# [Task brief]
Please tally the lines in the material below that contain the word "likes", and give the count only.

Data section section start

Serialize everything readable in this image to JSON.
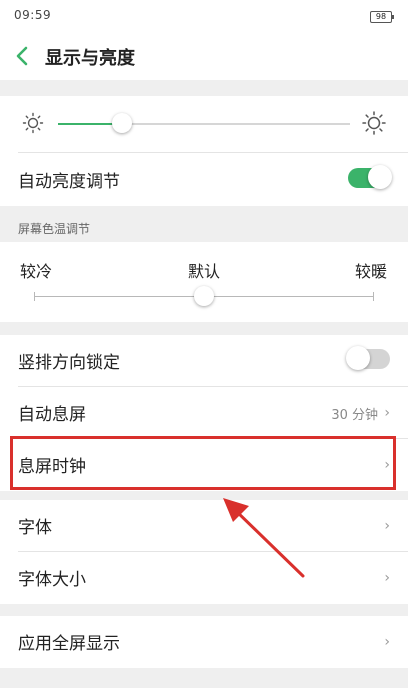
{
  "status_bar": {
    "time": "09:59",
    "battery": "98"
  },
  "header": {
    "title": "显示与亮度"
  },
  "brightness": {
    "level": 0.22
  },
  "auto_brightness": {
    "label": "自动亮度调节",
    "enabled": true
  },
  "color_temp": {
    "caption": "屏幕色温调节",
    "left_label": "较冷",
    "mid_label": "默认",
    "right_label": "较暖",
    "level": 0.5
  },
  "settings": {
    "portrait_lock": {
      "label": "竖排方向锁定",
      "enabled": false
    },
    "auto_sleep": {
      "label": "自动息屏",
      "value": "30 分钟"
    },
    "sleep_clock": {
      "label": "息屏时钟"
    },
    "font": {
      "label": "字体"
    },
    "font_size": {
      "label": "字体大小"
    },
    "fullscreen": {
      "label": "应用全屏显示"
    }
  },
  "colors": {
    "accent": "#3bb36a",
    "highlight_border": "#d9302c"
  }
}
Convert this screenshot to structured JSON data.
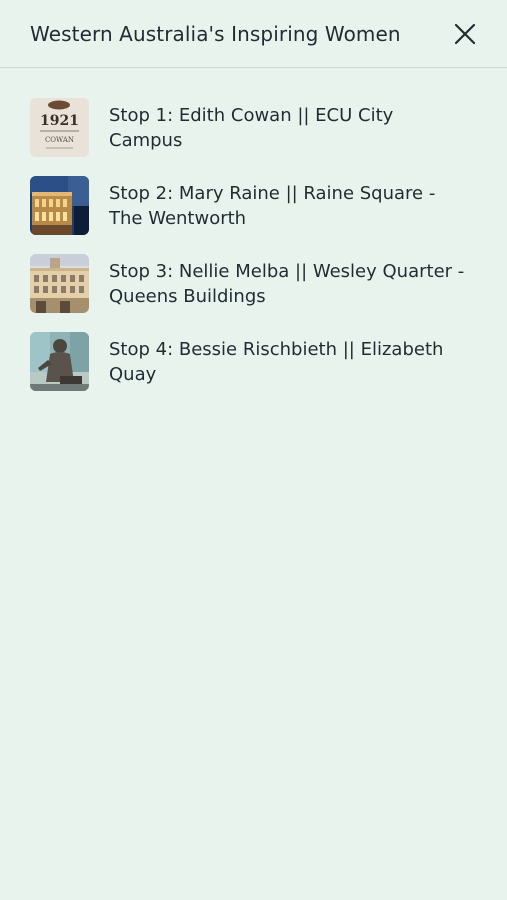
{
  "header": {
    "title": "Western Australia's Inspiring Women",
    "close_icon": "close-icon"
  },
  "stops": [
    {
      "label": "Stop 1: Edith Cowan || ECU City Campus",
      "thumb_subject": "ECU 1921 plaque"
    },
    {
      "label": "Stop 2: Mary Raine || Raine Square - The Wentworth",
      "thumb_subject": "Wentworth building at night"
    },
    {
      "label": "Stop 3: Nellie Melba || Wesley Quarter - Queens Buildings",
      "thumb_subject": "Queens Buildings facade"
    },
    {
      "label": "Stop 4: Bessie Rischbieth || Elizabeth Quay",
      "thumb_subject": "Bessie Rischbieth statue"
    }
  ],
  "thumb_texts": {
    "plaque_year": "1921",
    "plaque_name": "COWAN"
  },
  "colors": {
    "background": "#e8f3ee",
    "text": "#1f2d33",
    "divider": "#cfdad5"
  }
}
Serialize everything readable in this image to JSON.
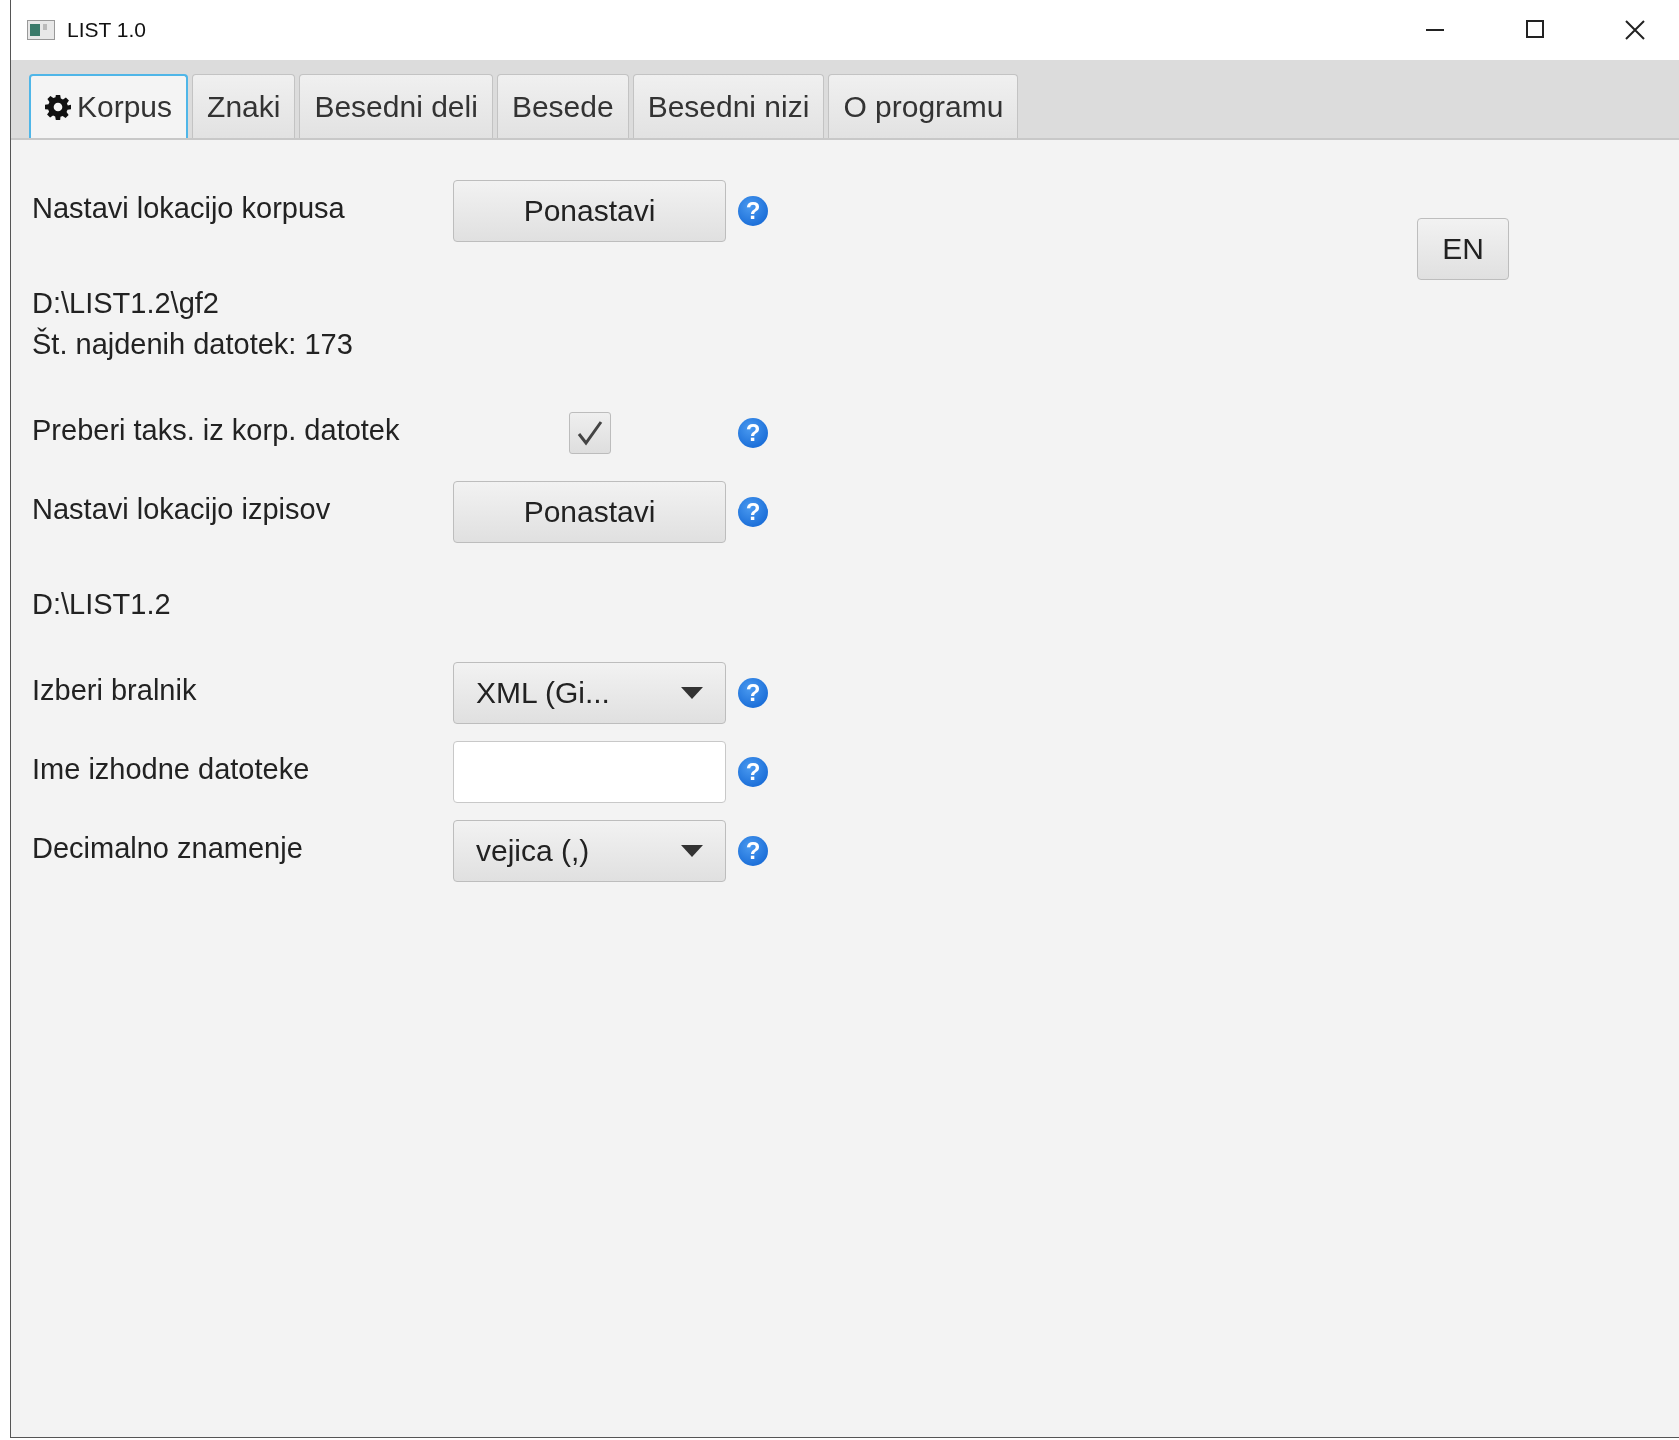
{
  "window": {
    "title": "LIST 1.0"
  },
  "tabs": [
    {
      "label": "Korpus",
      "selected": true,
      "kind": "icon"
    },
    {
      "label": "Znaki",
      "selected": false,
      "kind": "plain"
    },
    {
      "label": "Besedni deli",
      "selected": false,
      "kind": "plain"
    },
    {
      "label": "Besede",
      "selected": false,
      "kind": "plain"
    },
    {
      "label": "Besedni nizi",
      "selected": false,
      "kind": "plain"
    },
    {
      "label": "O programu",
      "selected": false,
      "kind": "plain"
    }
  ],
  "form": [
    {
      "kind": "button",
      "label": "Nastavi lokacijo korpusa",
      "button": "Ponastavi",
      "help": "?"
    },
    {
      "kind": "info",
      "lines": [
        "D:\\LIST1.2\\gf2",
        "Št. najdenih datotek: 173"
      ]
    },
    {
      "kind": "checkbox",
      "label": "Preberi taks. iz korp. datotek",
      "checked": true,
      "help": "?"
    },
    {
      "kind": "button",
      "label": "Nastavi lokacijo izpisov",
      "button": "Ponastavi",
      "help": "?"
    },
    {
      "kind": "info",
      "lines": [
        "D:\\LIST1.2"
      ]
    },
    {
      "kind": "select",
      "label": "Izberi bralnik",
      "value": "XML (Gi...",
      "help": "?"
    },
    {
      "kind": "text",
      "label": "Ime izhodne datoteke",
      "help": "?"
    },
    {
      "kind": "select",
      "label": "Decimalno znamenje",
      "value": "vejica (,)",
      "help": "?"
    }
  ],
  "language_button": "EN"
}
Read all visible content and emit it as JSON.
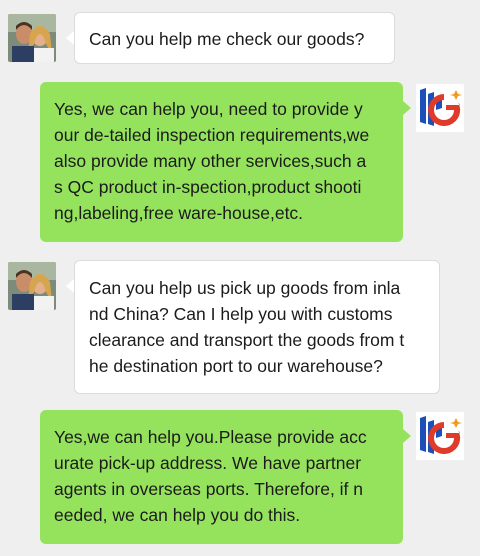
{
  "colors": {
    "background": "#efefef",
    "incoming_bubble": "#ffffff",
    "outgoing_bubble": "#95e35d",
    "logo_blue": "#1d4fb8",
    "logo_red": "#e03a2a",
    "logo_orange": "#f29a1e"
  },
  "messages": [
    {
      "sender": "customer",
      "avatar_icon": "couple-photo-avatar",
      "lines": [
        "Can you help me check our goods?"
      ]
    },
    {
      "sender": "agent",
      "avatar_icon": "hg-brand-logo",
      "lines": [
        "Yes, we can help you, need to provide y",
        "our de-tailed inspection requirements,we",
        "also provide many other services,such a",
        "s QC product in-spection,product shooti",
        "ng,labeling,free ware-house,etc."
      ]
    },
    {
      "sender": "customer",
      "avatar_icon": "couple-photo-avatar",
      "lines": [
        "Can you help us pick up goods from inla",
        "nd China? Can I help you with customs",
        "clearance and transport the goods from t",
        "he destination port to our warehouse?"
      ]
    },
    {
      "sender": "agent",
      "avatar_icon": "hg-brand-logo",
      "lines": [
        "Yes,we can help you.Please provide acc",
        "urate pick-up address. We have partner",
        "agents in overseas ports. Therefore, if n",
        "eeded, we can help you do this."
      ]
    }
  ]
}
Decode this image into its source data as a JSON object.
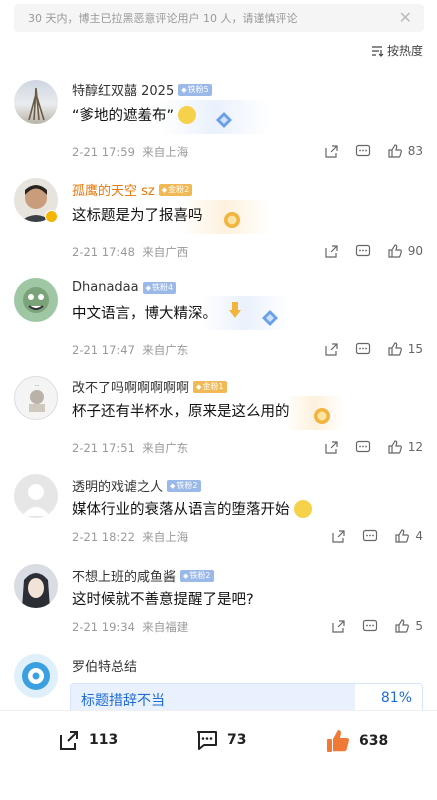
{
  "notice": {
    "text": "30 天内，博主已拉黑恶意评论用户 10 人，请谨慎评论"
  },
  "sort": {
    "label": "按热度"
  },
  "comments": [
    {
      "user": "特醇红双囍 2025",
      "badge": "铁粉5",
      "badge_type": "blue",
      "text": "“爹地的遮羞布”",
      "date": "2-21 17:59",
      "location": "来自上海",
      "likes": "83"
    },
    {
      "user": "孤鹰的天空 sz",
      "badge": "金粉2",
      "badge_type": "gold",
      "text": "这标题是为了报喜吗",
      "date": "2-21 17:48",
      "location": "来自广西",
      "likes": "90"
    },
    {
      "user": "Dhanadaa",
      "badge": "铁粉4",
      "badge_type": "blue",
      "text": "中文语言，博大精深。",
      "date": "2-21 17:47",
      "location": "来自广东",
      "likes": "15"
    },
    {
      "user": "改不了吗啊啊啊啊啊",
      "badge": "金粉1",
      "badge_type": "gold",
      "text": "杯子还有半杯水，原来是这么用的",
      "date": "2-21 17:51",
      "location": "来自广东",
      "likes": "12"
    },
    {
      "user": "透明的戏谑之人",
      "badge": "铁粉2",
      "badge_type": "blue",
      "text": "媒体行业的衰落从语言的堕落开始",
      "date": "2-21 18:22",
      "location": "来自上海",
      "likes": "4"
    },
    {
      "user": "不想上班的咸鱼酱",
      "badge": "铁粉2",
      "badge_type": "blue",
      "text": "这时候就不善意提醒了是吧?",
      "date": "2-21 19:34",
      "location": "来自福建",
      "likes": "5"
    }
  ],
  "poll_comment": {
    "user": "罗伯特总结",
    "option": "标题措辞不当",
    "percent_label": "81%",
    "percent": 0.81
  },
  "bottom": {
    "share": "113",
    "comments": "73",
    "likes": "638"
  },
  "colors": {
    "accent_blue": "#1f6bd8",
    "username_orange": "#e8760a",
    "like_orange": "#f07a35"
  }
}
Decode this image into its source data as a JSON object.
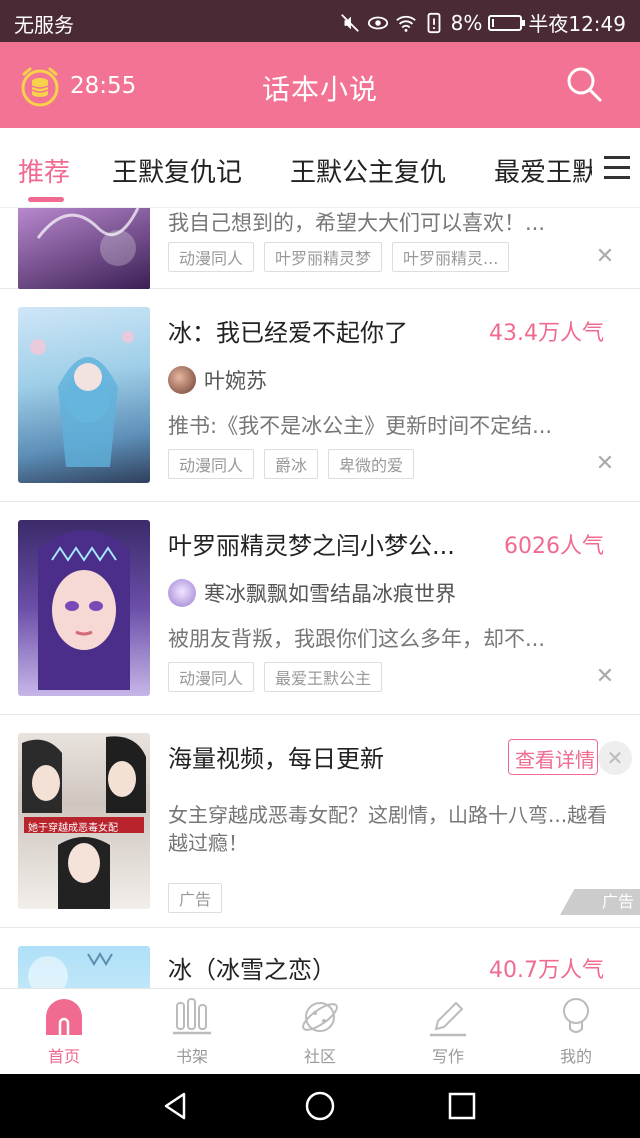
{
  "status_bar": {
    "carrier": "无服务",
    "battery": "8%",
    "time": "半夜12:49",
    "battery_level": 0.08
  },
  "header": {
    "timer": "28:55",
    "title": "话本小说"
  },
  "tabs": [
    {
      "label": "推荐",
      "active": true
    },
    {
      "label": "王默复仇记"
    },
    {
      "label": "王默公主复仇"
    },
    {
      "label": "最爱王默公主"
    }
  ],
  "items": [
    {
      "desc": "我自己想到的，希望大大们可以喜欢！...",
      "tags": [
        "动漫同人",
        "叶罗丽精灵梦",
        "叶罗丽精灵..."
      ]
    },
    {
      "title": "冰：我已经爱不起你了",
      "popularity": "43.4万人气",
      "author": "叶婉苏",
      "desc": "推书:《我不是冰公主》更新时间不定结...",
      "tags": [
        "动漫同人",
        "爵冰",
        "卑微的爱"
      ]
    },
    {
      "title": "叶罗丽精灵梦之闫小梦公...",
      "popularity": "6026人气",
      "author": "寒冰飘飘如雪结晶冰痕世界",
      "desc": "被朋友背叛，我跟你们这么多年，却不...",
      "tags": [
        "动漫同人",
        "最爱王默公主"
      ]
    },
    {
      "title": "冰（冰雪之恋）",
      "popularity": "40.7万人气"
    }
  ],
  "ad": {
    "title": "海量视频，每日更新",
    "button": "查看详情",
    "desc": "女主穿越成恶毒女配？这剧情，山路十八弯...越看越过瘾！",
    "tag": "广告",
    "badge": "广告",
    "cover_caption": "她于穿越成恶毒女配"
  },
  "bottom_nav": [
    {
      "label": "首页",
      "icon": "home-icon",
      "active": true
    },
    {
      "label": "书架",
      "icon": "bookshelf-icon"
    },
    {
      "label": "社区",
      "icon": "planet-icon"
    },
    {
      "label": "写作",
      "icon": "pen-icon"
    },
    {
      "label": "我的",
      "icon": "profile-icon"
    }
  ],
  "colors": {
    "accent": "#f06b8f",
    "header": "#f27393",
    "status_bar": "#4a2a34"
  }
}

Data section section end

# [Answer box]
7